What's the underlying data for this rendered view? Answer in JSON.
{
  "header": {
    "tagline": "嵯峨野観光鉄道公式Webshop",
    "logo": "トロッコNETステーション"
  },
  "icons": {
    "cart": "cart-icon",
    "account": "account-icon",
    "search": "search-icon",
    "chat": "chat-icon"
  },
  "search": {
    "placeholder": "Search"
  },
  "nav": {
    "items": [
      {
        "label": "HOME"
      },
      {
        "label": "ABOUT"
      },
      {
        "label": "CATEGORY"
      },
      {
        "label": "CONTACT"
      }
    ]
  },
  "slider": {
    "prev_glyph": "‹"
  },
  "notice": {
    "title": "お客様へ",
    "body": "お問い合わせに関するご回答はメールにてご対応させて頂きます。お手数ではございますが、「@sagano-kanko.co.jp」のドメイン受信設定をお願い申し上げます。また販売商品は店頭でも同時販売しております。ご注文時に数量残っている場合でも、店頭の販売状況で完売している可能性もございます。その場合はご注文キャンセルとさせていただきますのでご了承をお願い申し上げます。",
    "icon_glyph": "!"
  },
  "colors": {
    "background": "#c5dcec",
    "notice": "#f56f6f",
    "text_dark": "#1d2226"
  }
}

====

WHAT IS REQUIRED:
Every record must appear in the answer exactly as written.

ANSWER TO THE PROBLEM:
What's the underlying data for this rendered view? Answer in JSON.
{
  "header": {
    "tagline": "嵯峨野観光鉄道公式Webshop",
    "logo": "トロッコNETステーション"
  },
  "icons": {
    "cart": "cart-icon",
    "account": "account-icon",
    "search": "search-icon",
    "chat": "chat-icon"
  },
  "search": {
    "placeholder": "Search"
  },
  "nav": {
    "items": [
      {
        "label": "HOME"
      },
      {
        "label": "ABOUT"
      },
      {
        "label": "CATEGORY"
      },
      {
        "label": "CONTACT"
      }
    ]
  },
  "slider": {
    "prev_glyph": "‹"
  },
  "notice": {
    "title": "お客様へ",
    "body": "お問い合わせに関するご回答はメールにてご対応させて頂きます。お手数ではございますが、「@sagano-kanko.co.jp」のドメイン受信設定をお願い申し上げます。また販売商品は店頭でも同時販売しております。ご注文時に数量残っている場合でも、店頭の販売状況で完売している可能性もございます。その場合はご注文キャンセルとさせていただきますのでご了承をお願い申し上げます。",
    "icon_glyph": "!"
  },
  "colors": {
    "background": "#c5dcec",
    "notice": "#f56f6f",
    "text_dark": "#1d2226"
  }
}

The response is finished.